What makes Lionel interesting is the unexpected care he shows for Des. Taking a preteen under one’s wing is no small matter, especially if the carer himself is only eighteen. Lionel has taught Des how to drive, buys him his first mobile phone and in the pre-lottery days treats him to feasts of KFC. At his high school, Squeers Free, where he would otherwise be a prime target, Des is rendered inviolable by the fact of his relation to Lionel: it helps that once a term, Lionel drops off and picks the boy up, accompanied by the pitbulls. Des loves his uncle ‘deeply and more or less unquestioningly’, despite the fact that he feels ‘slightly ill in his presence.’ The unresolved tension that underlies their relationship is, of course, the unknown matter relating to Grace.

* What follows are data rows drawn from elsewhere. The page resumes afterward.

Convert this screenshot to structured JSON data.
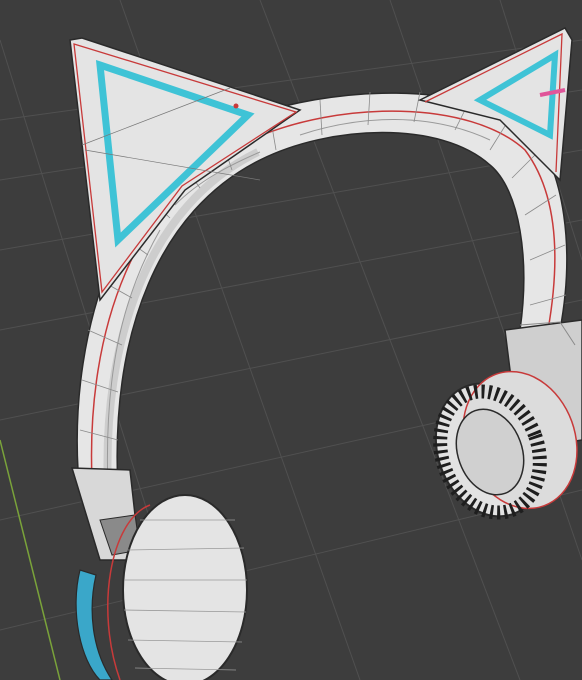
{
  "viewport": {
    "background_color": "#3d3d3d",
    "grid_color": "#505050",
    "axis_y_color": "#7aa33a",
    "model": {
      "name": "cat-ear-headphones",
      "body_color": "#e6e6e6",
      "shade_color": "#bdbdbd",
      "edge_color": "#2a2a2a",
      "seam_color": "#c83a3a",
      "ear_accent_color": "#3fc3d6",
      "mark_color": "#e0559a",
      "cushion_color": "#3aa7c9",
      "driver_grille_color": "#1e1e1e"
    }
  }
}
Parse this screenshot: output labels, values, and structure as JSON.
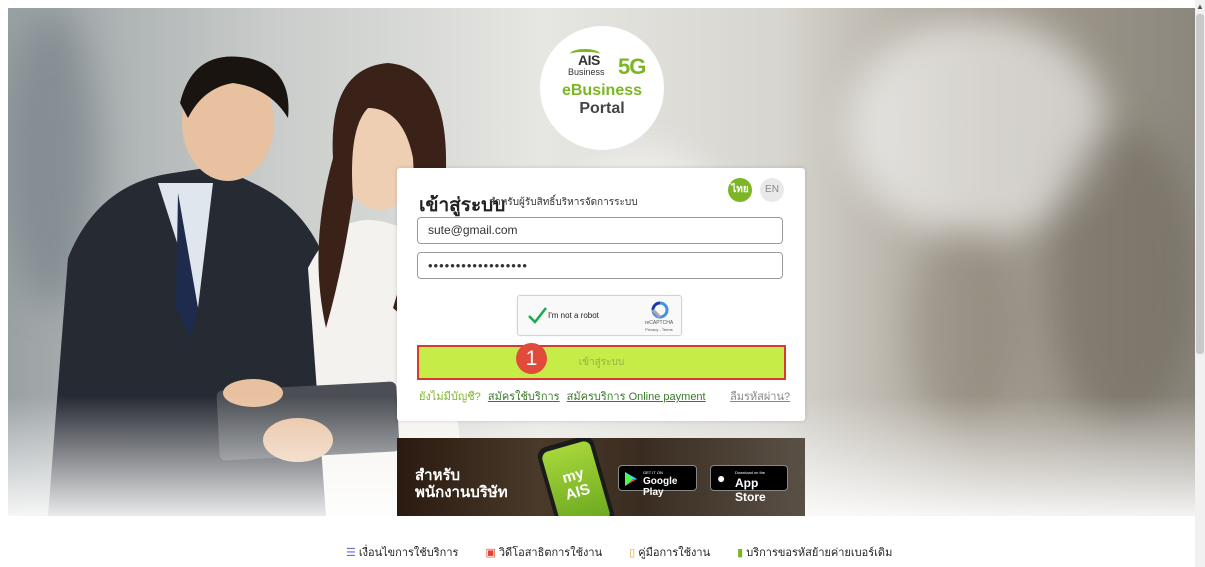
{
  "logo": {
    "ais": "AIS",
    "business": "Business",
    "five_g": "5G",
    "line1": "eBusiness",
    "line2": "Portal"
  },
  "login": {
    "title": "เข้าสู่ระบบ",
    "subtitle": "สำหรับผู้รับสิทธิ์บริหารจัดการระบบ",
    "lang_th": "ไทย",
    "lang_en": "EN",
    "email_value": "sute@gmail.com",
    "password_value": "••••••••••••••••••",
    "captcha_label": "I'm not a robot",
    "captcha_brand": "reCAPTCHA",
    "captcha_links": "Privacy - Terms",
    "submit_label": "เข้าสู่ระบบ",
    "step_badge": "1",
    "no_account": "ยังไม่มีบัญชี?",
    "register_link": "สมัครใช้บริการ",
    "register_payment_link": "สมัครบริการ Online payment",
    "forgot_link": "ลืมรหัสผ่าน?"
  },
  "promo": {
    "line1": "สำหรับ",
    "line2": "พนักงานบริษัท",
    "app_name": "my AIS",
    "google_small": "GET IT ON",
    "google_big": "Google Play",
    "apple_small": "Download on the",
    "apple_big": "App Store"
  },
  "footer": {
    "items": [
      {
        "label": "เงื่อนไขการใช้บริการ",
        "icon": "list-icon",
        "color": "#6a6fd0"
      },
      {
        "label": "วิดีโอสาธิตการใช้งาน",
        "icon": "video-icon",
        "color": "#e0452f"
      },
      {
        "label": "คู่มือการใช้งาน",
        "icon": "book-icon",
        "color": "#e8a43a"
      },
      {
        "label": "บริการขอรหัสย้ายค่ายเบอร์เดิม",
        "icon": "phone-icon",
        "color": "#7cb526"
      }
    ]
  },
  "colors": {
    "accent_green": "#7cb526",
    "button_fill": "#c6ec47",
    "highlight_red": "#d93a2f"
  }
}
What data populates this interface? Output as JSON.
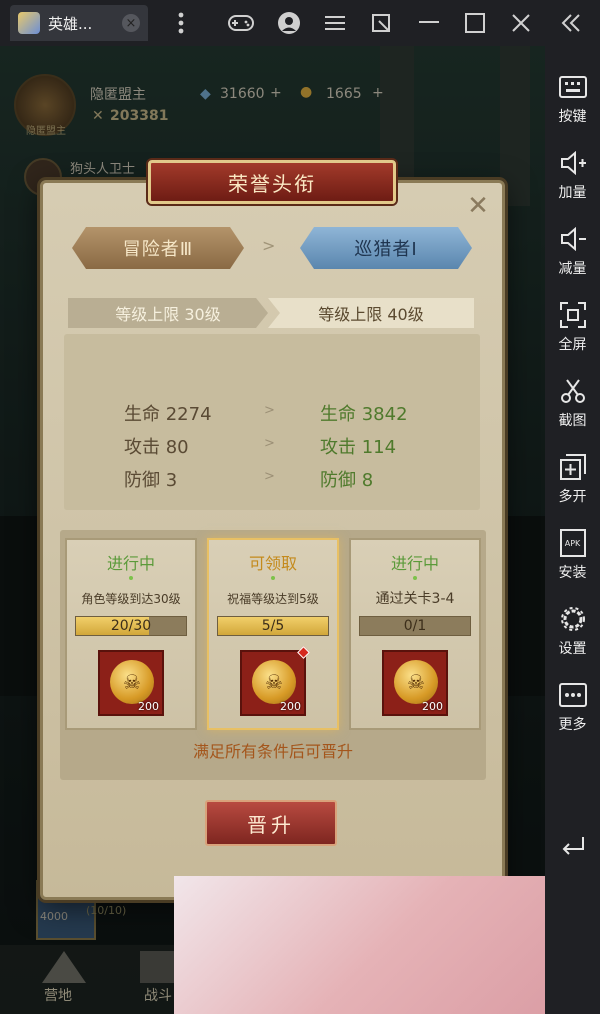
{
  "emulator": {
    "tab_title": "英雄...",
    "tab_close": "×",
    "toolbar_icons": [
      "gamepad-icon",
      "user-icon",
      "menu-icon",
      "resize-icon",
      "minimize-icon",
      "maximize-icon",
      "close-icon",
      "collapse-icon"
    ]
  },
  "sidebar": {
    "items": [
      {
        "label": "按键",
        "icon": "keyboard-icon"
      },
      {
        "label": "加量",
        "icon": "volume-up-icon"
      },
      {
        "label": "减量",
        "icon": "volume-down-icon"
      },
      {
        "label": "全屏",
        "icon": "fullscreen-icon"
      },
      {
        "label": "截图",
        "icon": "scissors-icon"
      },
      {
        "label": "多开",
        "icon": "multi-instance-icon"
      },
      {
        "label": "安装",
        "icon": "apk-icon"
      },
      {
        "label": "设置",
        "icon": "gear-icon"
      },
      {
        "label": "更多",
        "icon": "more-icon"
      }
    ],
    "apk_text": "APK"
  },
  "hud": {
    "player_name": "隐匿盟主",
    "combat_power": "203381",
    "gems": "31660",
    "gold": "1665",
    "guard_name": "狗头人卫士",
    "level_tag": "隐匿盟主"
  },
  "dialog": {
    "title": "荣誉头衔",
    "current_rank": "冒险者Ⅲ",
    "next_rank": "巡猎者Ⅰ",
    "arrow": ">",
    "current_level_cap": "等级上限 30级",
    "next_level_cap": "等级上限 40级",
    "stats": [
      {
        "old": "生命 2274",
        "new": "生命 3842"
      },
      {
        "old": "攻击 80",
        "new": "攻击 114"
      },
      {
        "old": "防御 3",
        "new": "防御 8"
      }
    ],
    "tasks": [
      {
        "status": "进行中",
        "desc": "角色等级到达30级",
        "progress": "20/30",
        "progress_value": 0.667,
        "reward_qty": "200",
        "claimable": false
      },
      {
        "status": "可领取",
        "desc": "祝福等级达到5级",
        "progress": "5/5",
        "progress_value": 1.0,
        "reward_qty": "200",
        "claimable": true
      },
      {
        "status": "进行中",
        "desc": "通过关卡3-4",
        "progress": "0/1",
        "progress_value": 0.0,
        "reward_qty": "200",
        "claimable": false
      }
    ],
    "condition_text": "满足所有条件后可晋升",
    "promote_button": "晋升"
  },
  "bottom": {
    "base_label": "营地",
    "battle_label": "战斗",
    "chest_count": "4000",
    "chest_progress": "(10/10)"
  },
  "colors": {
    "accent_red": "#8c2018",
    "rank_blue": "#8fb5d6",
    "status_green": "#5b9a3a",
    "status_gold": "#c48a1c"
  }
}
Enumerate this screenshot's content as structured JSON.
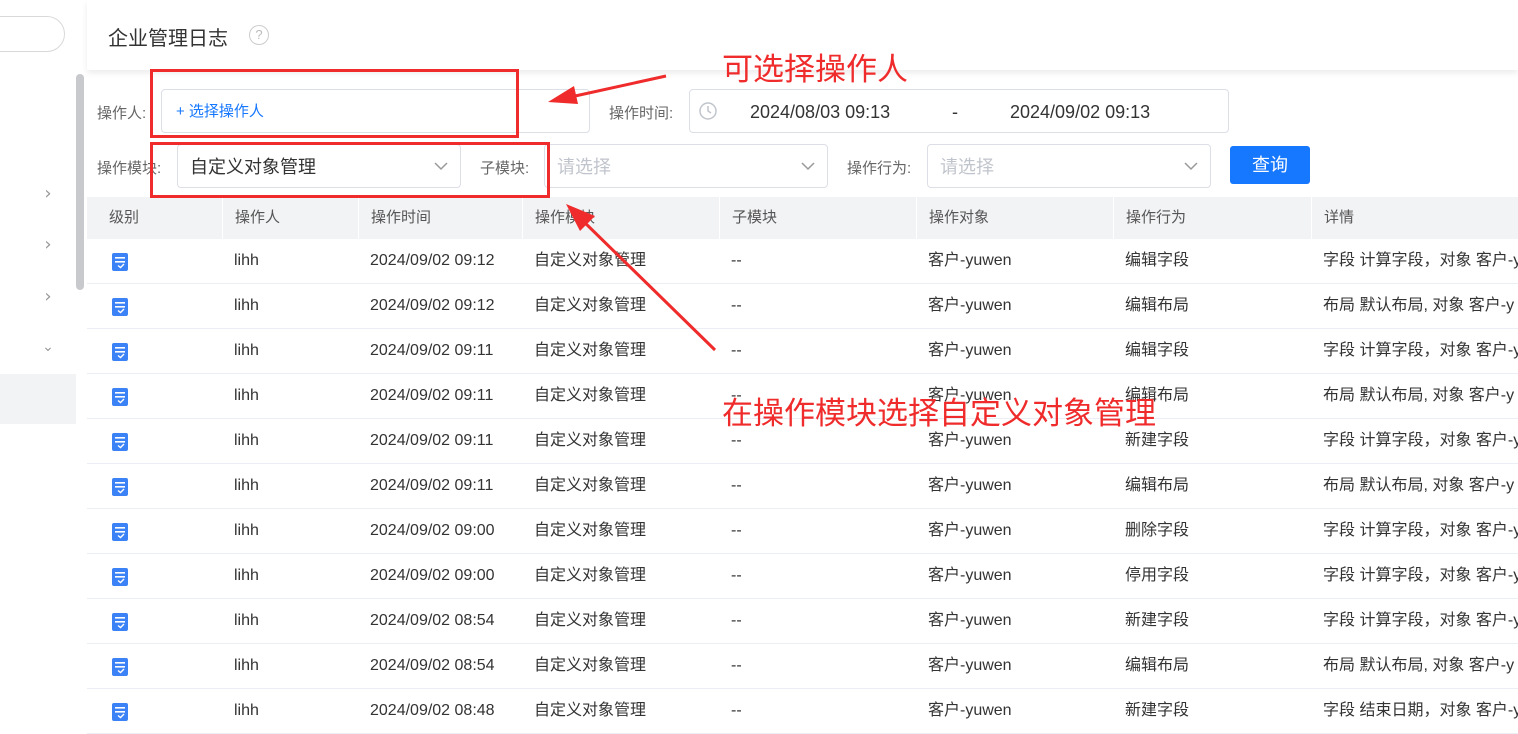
{
  "header": {
    "title": "企业管理日志",
    "help_icon": "question-circle-icon"
  },
  "sidebar": {
    "icons": [
      "chevron-right-icon",
      "chevron-right-icon",
      "chevron-right-icon",
      "chevron-down-icon"
    ]
  },
  "filters": {
    "operator_label": "操作人:",
    "operator_link": "+ 选择操作人",
    "time_label": "操作时间:",
    "time_start": "2024/08/03 09:13",
    "time_sep": "-",
    "time_end": "2024/09/02 09:13",
    "module_label": "操作模块:",
    "module_value": "自定义对象管理",
    "submodule_label": "子模块:",
    "submodule_placeholder": "请选择",
    "action_label": "操作行为:",
    "action_placeholder": "请选择",
    "query_button": "查询"
  },
  "table": {
    "columns": [
      "级别",
      "操作人",
      "操作时间",
      "操作模块",
      "子模块",
      "操作对象",
      "操作行为",
      "详情"
    ],
    "rows": [
      [
        "lihh",
        "2024/09/02 09:12",
        "自定义对象管理",
        "--",
        "客户-yuwen",
        "编辑字段",
        "字段 计算字段，对象 客户-y"
      ],
      [
        "lihh",
        "2024/09/02 09:12",
        "自定义对象管理",
        "--",
        "客户-yuwen",
        "编辑布局",
        "布局 默认布局, 对象 客户-y"
      ],
      [
        "lihh",
        "2024/09/02 09:11",
        "自定义对象管理",
        "--",
        "客户-yuwen",
        "编辑字段",
        "字段 计算字段，对象 客户-y"
      ],
      [
        "lihh",
        "2024/09/02 09:11",
        "自定义对象管理",
        "--",
        "客户-yuwen",
        "编辑布局",
        "布局 默认布局, 对象 客户-y"
      ],
      [
        "lihh",
        "2024/09/02 09:11",
        "自定义对象管理",
        "--",
        "客户-yuwen",
        "新建字段",
        "字段 计算字段，对象 客户-y"
      ],
      [
        "lihh",
        "2024/09/02 09:11",
        "自定义对象管理",
        "--",
        "客户-yuwen",
        "编辑布局",
        "布局 默认布局, 对象 客户-y"
      ],
      [
        "lihh",
        "2024/09/02 09:00",
        "自定义对象管理",
        "--",
        "客户-yuwen",
        "删除字段",
        "字段 计算字段，对象 客户-y"
      ],
      [
        "lihh",
        "2024/09/02 09:00",
        "自定义对象管理",
        "--",
        "客户-yuwen",
        "停用字段",
        "字段 计算字段，对象 客户-y"
      ],
      [
        "lihh",
        "2024/09/02 08:54",
        "自定义对象管理",
        "--",
        "客户-yuwen",
        "新建字段",
        "字段 计算字段，对象 客户-y"
      ],
      [
        "lihh",
        "2024/09/02 08:54",
        "自定义对象管理",
        "--",
        "客户-yuwen",
        "编辑布局",
        "布局 默认布局, 对象 客户-y"
      ],
      [
        "lihh",
        "2024/09/02 08:48",
        "自定义对象管理",
        "--",
        "客户-yuwen",
        "新建字段",
        "字段 结束日期，对象 客户-y"
      ]
    ]
  },
  "annotations": {
    "top_text": "可选择操作人",
    "bottom_text": "在操作模块选择自定义对象管理",
    "color": "#ef2b2b"
  },
  "colors": {
    "primary": "#1677ff",
    "annotation": "#ef2b2b",
    "header_bg": "#f2f3f5"
  }
}
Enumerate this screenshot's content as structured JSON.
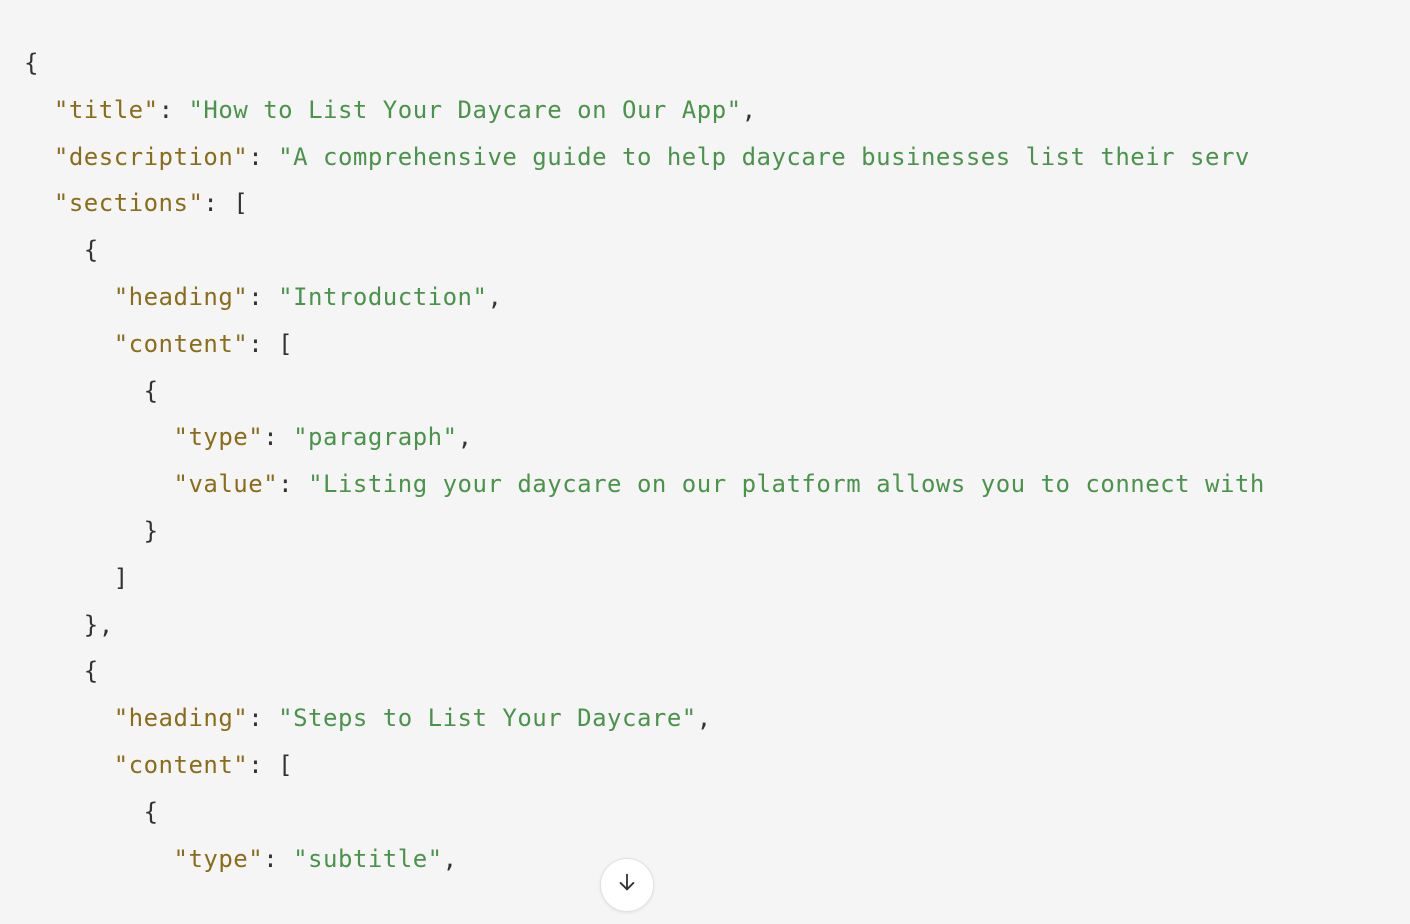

The younger Des is bafflingly precocious (at age seven, he already knew he was ‘not religious’) yet a hopeless punctuator (the first confessional letter he pens features such gems as ‘ther’es’ and ‘i’ts’, both of which I am yet to see used by the worst illiterates on the Internet). Despite the odds – being an orphan and living alone during Lionel’s many prison stints – Des does well academically and gets accepted into university. A gentle soul and a self-professed romantic from the age of 15, he falls in love with a young woman named Dawn Sheringham. Their narrative is the novel’s only that is conveyed without irony or mockery.
Many passages in Amis’s novel read like scenes in a farce. There is a family reunion wedding that ends with forty-two imprisonments; a trilogy of pitbull pairs with names starting with J; and repeated issues with an industrial bin that either stays open or closed for weeks on end, prompting Lionel to alternately accuse Des of being the culprit and sitting on its lid, and demand that he sit on it. The novel’s denouement, deftly plotted, is a wonderful collision of the absurdity and humour of Amis’s writing.
by Martin Amis
Jonathan Cape, 2012